98 Survey of Antimicrobial Stewardship Practices

Friday, March 19, 2010
Grand Hall (Hyatt Regency Atlanta)
Lauren D. Nadkarni, BS , Tufts Medical Center, Boston, MA
Kenneth R. Lawrence, PharmD , Tufts Medical Center, Boston, MA
Lisa Davidson, MD, MS , Tufts Medical Center, Boston, MA
Caren Garber , Tufts Medical Center, Boston, MA
David R. Snydman, MD, FACP , Tufts Medical Center, Boston, MA
Jack Evans, RPh, MS, MBA , Yankee Alliance, Andover, MA
Shira I. Doron, MD, MS , Tufts Medical Center, Boston, MA

Survey of Antimicrobial Stewardship Practices

Background:   There is a growing necessity in healthcare facilities to monitor and ensure the appropriate use of antimicrobials to improve patient outcomes.  The healthcare community lacks metrics about stewardship practices including which methods are most successful and efficient and what proportion of hospitals have a formal management strategy.

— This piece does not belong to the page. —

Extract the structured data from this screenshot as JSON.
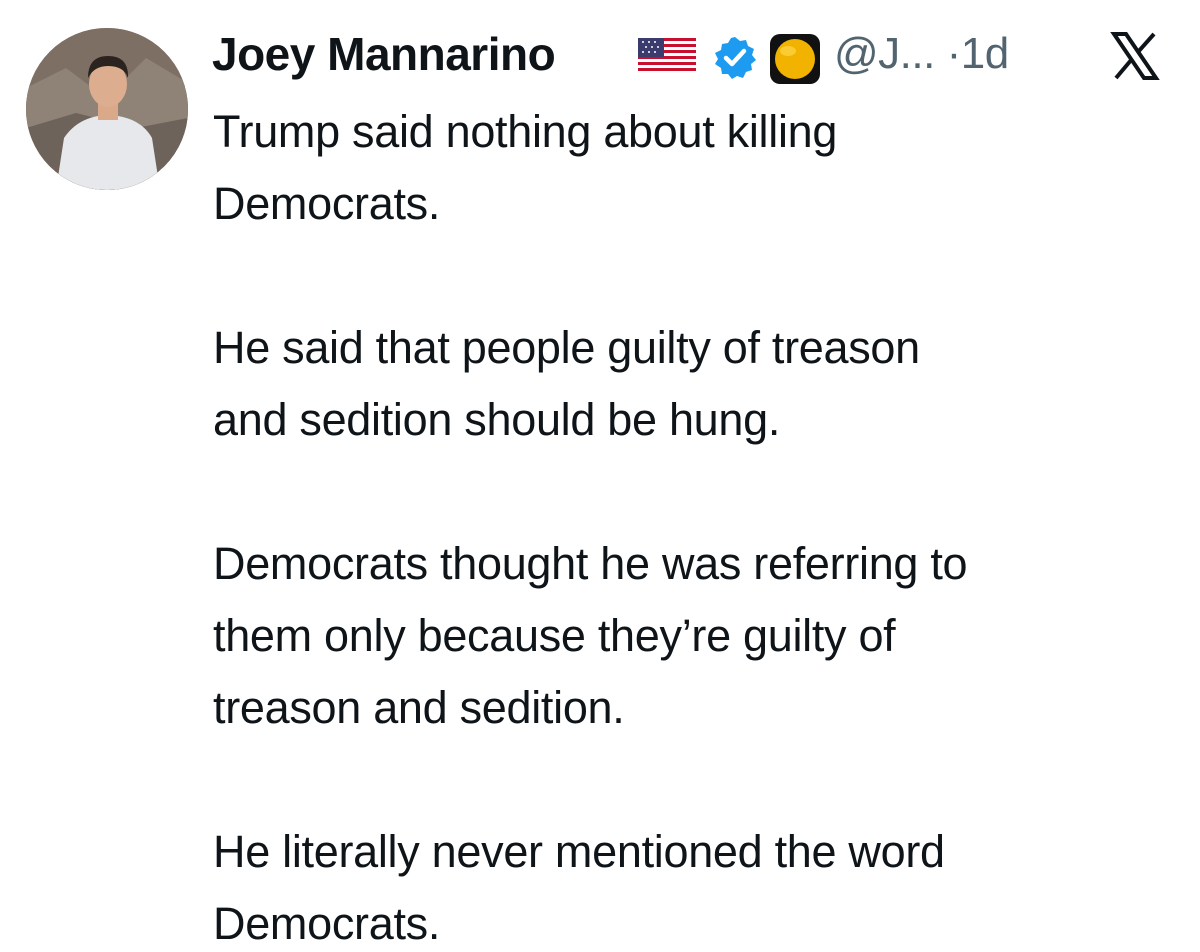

Objective:        To assess stewardship methods for antimicrobial use, resistance, and expenditures; barriers to successful implementation of Antimicrobial Stewardship Programs (ASPs); and the perceptions of participants regarding the success of ASPs.

Methods:         We conducted a survey of Yankee Alliance healthcare providers about their experience with ASPs.

Results:            Institutions with an ASP (42.9%) tended to have more admissions annually (60% > 5000 and 20% < 5001), produce an antibiogram (100%), and have an ID consult service (93.3%).  The mean yearly antimicrobial expenditure for antibacterials and antifungals was $1.138 million.  All ASP teams included an ID physician but ID/clinical pharmacists, clinical microbiologists, and infection control professionals were also common.  Only 13.3% had an ID fellowship program.  73.3% of the institutions did not have a pharmacist dedicated to the management of antimicrobials.  Most ASPs combined “front end,” “back end,” automatic stop order, required ID consult, verbal approval, and antibiotic restriction approaches.  The most frequent stewardship techniques were parenteral to oral conversion (86.7%), guidelines and clinical pathways (80%), and a closed formulary (80%).  Success was frequently measured by expenditures.  73.3% reported physicians at their institutions agreed with the policies.

Institutions without an ASP (57.1%) tended to have fewer admissions annually (40% > 5000 and 40% < 5001) and not be teaching hospitals.  The mean yearly antimicrobial expenditure was $497,000.  Of these institutions, 90% had no ID pharmacist, 95% had no ID fellowship program, and 65% had no formal educational strategies for appropriate antimicrobial use.  However, 70% had an ID consult service and 90% had an antibiogram.  Despite not having an ASP, most institutions had automatic stop orders and/or used a “back end” approach (both 50%) in addition to using parenteral to oral conversion policies and having closed formularies (both 70%).  Only 40% reported physicians at their institution agreed with the policies.  Of institutions without an ASP, 60% had considered implementing a program.  The most common barrier to implementation was staffing constraints. 

Conclusions:   Institutions with an ASP had more admissions, proportionally higher antibiotic budgets, and were more likely to have an ID fellowship program and/or pharmacist. These hospitals had implemented several formal education and antimicrobial use policies and had a higher perceived acceptance of the ASP initiative by other physicians.